You’re an advanced practice nurse with prescriptive authority, employed by a staffing agency. During week 12 of your 20-week assignment at a large correctional facility, your supervisor intercepts you on your way to your office and whisks you off to a conference room for an unexpected meeting. On the way there, he says your staffing agency administrator wants you to contact her immediately after this meeting.
As you enter the conference room, you see a daunting array of unsmiling people. You’re introduced to a county law enforcement officer and investigators from the state attorney general’s office, board of pharmacy, and board of nursing. The county law enforcement officer tells you the state is investigating allegations that facility employees and independent contractors have been giving contraband to inmates. Although you’re not under arrest, he says your cooperation in this investigation would be “greatly appreciated.” The group would like to interview you in a tape-recorded session and then have you provide a written statement.
How should you respond?
A. Agree to be interviewed on tape and to provide a written statement afterward.
B. Agree to be interviewed, but refuse to be taped unless your own attorney is present.
C. Agree to cooperate with the investigation through your attorney.
D. Agree to give a taped interview and written statement now, and then retain an attorney later if the matter doesn’t resolve on its own.
The best response is C. An investigation into who has been giving contraband to inmates or who has knowledge of such conduct can have serious criminal, employment, and licensure implications.
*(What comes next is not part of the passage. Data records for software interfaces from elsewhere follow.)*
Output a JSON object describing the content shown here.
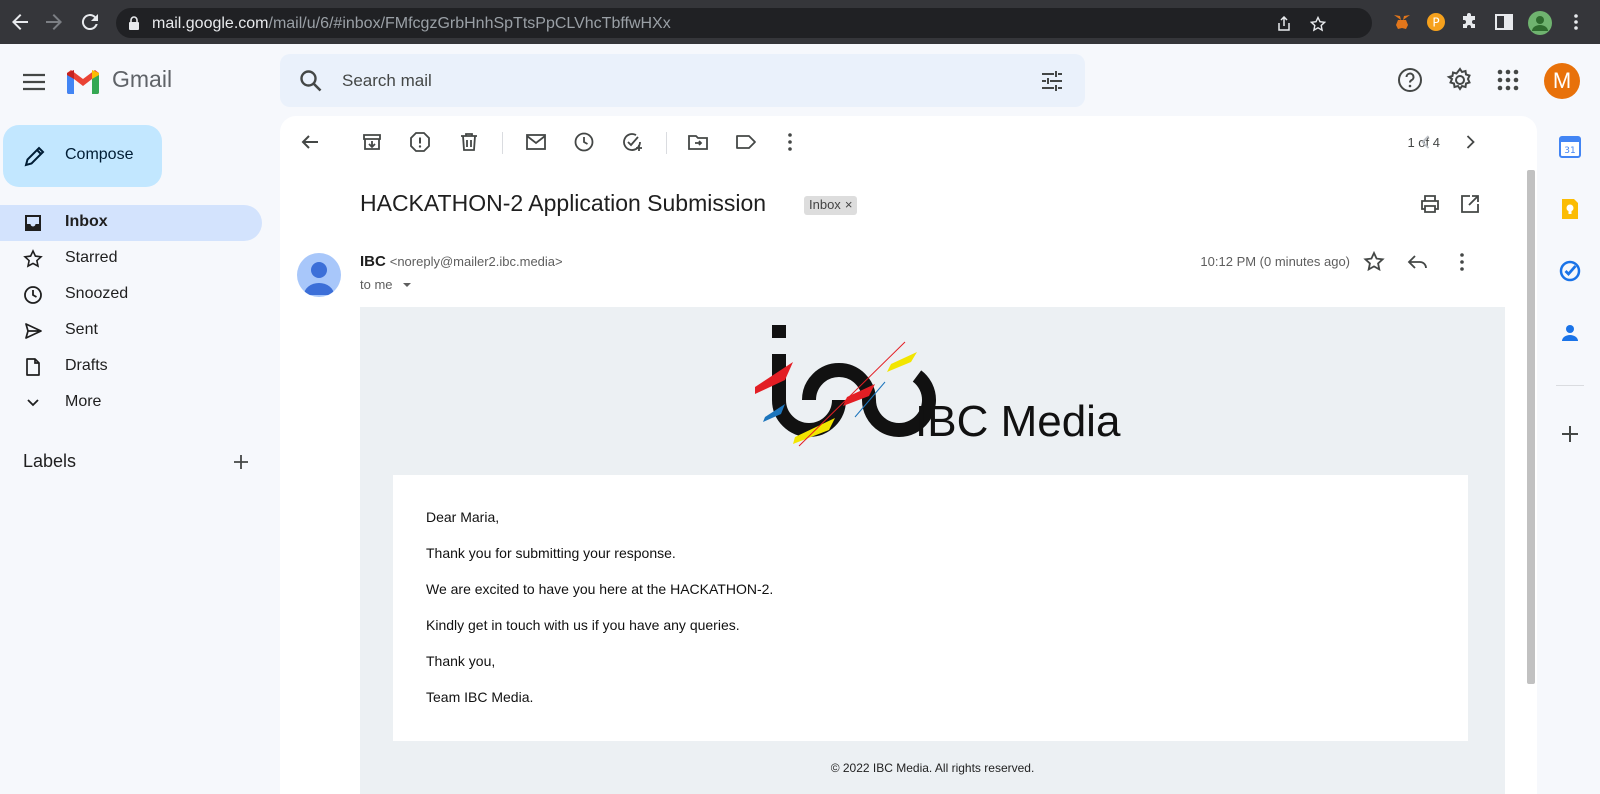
{
  "browser": {
    "url_host": "mail.google.com",
    "url_path": "/mail/u/6/#inbox/FMfcgzGrbHnhSpTtsPpCLVhcTbffwHXx"
  },
  "app": {
    "name": "Gmail",
    "avatar_letter": "M",
    "avatar_color": "#e8710a"
  },
  "search": {
    "placeholder": "Search mail"
  },
  "sidebar": {
    "compose_label": "Compose",
    "items": [
      {
        "label": "Inbox",
        "icon": "inbox-icon",
        "active": true
      },
      {
        "label": "Starred",
        "icon": "star-icon"
      },
      {
        "label": "Snoozed",
        "icon": "clock-icon"
      },
      {
        "label": "Sent",
        "icon": "send-icon"
      },
      {
        "label": "Drafts",
        "icon": "file-icon"
      },
      {
        "label": "More",
        "icon": "chevron-down-icon"
      }
    ],
    "labels_heading": "Labels"
  },
  "toolbar": {
    "pager": "1 of 4"
  },
  "message": {
    "subject": "HACKATHON-2 Application Submission",
    "label_chip": "Inbox",
    "sender_name": "IBC",
    "sender_email": "<noreply@mailer2.ibc.media>",
    "to": "to me",
    "time": "10:12 PM (0 minutes ago)",
    "brand_name": "IBC Media",
    "body": [
      "Dear Maria,",
      "Thank you for submitting your response.",
      "We are excited to have you here at the HACKATHON-2.",
      "Kindly get in touch with us if you have any queries.",
      "Thank you,",
      "Team IBC Media."
    ],
    "footer": "© 2022 IBC Media. All rights reserved."
  }
}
You have the right to be represented by an attorney, and should tell investigators you’ll be retaining legal counsel and will cooperate with the investigation through your attorney.
Many nurses would be tempted to choose answer A, B, or D. When hauled into a roomful of intimidating investigators, your first instinct might be to do whatever they ask. You might make a snap decision to cooperate voluntarily and freely, hoping to get the whole unpleasant business over with as soon as possible. But that would be unwise: In this high-pressure situation, you’re bound to feel anxious and flustered and might say something that could be held against you.
Or perhaps you think hiring an attorney would give the impression that you are guilty or have something to hide. Don’t fall into this trap. It’s always best to have an attorney represent you from the start.
When caught up in an investigation like this one, you’d want to get answers to a wide array of questions, such as:
• Am I the subject of a criminal investigation?
• What are the specific roles of the attorney general’s investigator, county law enforcement
officer, board of nursing and board of pharmacy investigators, and onsite supervisor in this
• Has a complaint been filed against me with the state licensure board?
• Why does my staffing agency administrator want to speak with me?
• Could this investigation affect my certification or licensure in another state or in the Nurse Licensure Compact?
Answers to these questions aren’t cut and dry, and you’ll need assistance. Schedule a legal consultation with an administrative law attorney. Or contact your state nurses association for information and guidance. Some state nurses associations offer workplace consultations. Keep in mind, though, that a discussion with someone who’s not an attorney isn’t protected by attorney-client privilege.
Should you represent yourself?
You have the right to represent yourself. If you take this route, at a minimum you’ll need to:
• read up on the laws, regulations, processes, and procedures regarding investigations by county law enforcement agencies, the attorney general’s office, and the pharmacy and nursing boards
• review your state’s nurse practice act, state board of nursing regulations, and the process and procedures of nursing board disciplinary investigations and the adjudicative process.
Obviously, doing all this won’t be easy. And representing yourself is always risky. Whenever possible, hire an attorney instead.
What about attorney fees and other costs?
Regulatory board investigations are administrative and quasi-criminal matters, so the state won’t provide an attorney for you. You’ll have to retain one yourself.
If you carry your own professional liability insurance policy, find out if it will cover legal costs and expenses associated with defending your license. Contact your insurer to make a claim for licensure defense, and ask about the scope of coverage and attorney selection it provides.
If you don’t have professional liability insurance, contact your state nurses association and ask for a referral to an attorney who’s familiar with nursing law and regulations. Or contact The American Association of Nurse Attorneys (TAANA) at www.taana.org.
— LaTonia Denise Wright
BSN, RN, JD
Home health nurse (per diem)
For a complete list of selected references, visit www.AmericanNurseToday.com
The information above does not constitute legal advice. American Nurse Today would like to thank Nancy Brent, MS, RN, JD, and LaTonia Denise Wright, BSN, RN, JD, cochairs of the Publication and Products Committee of TAANA, for organizing and coordinating this article.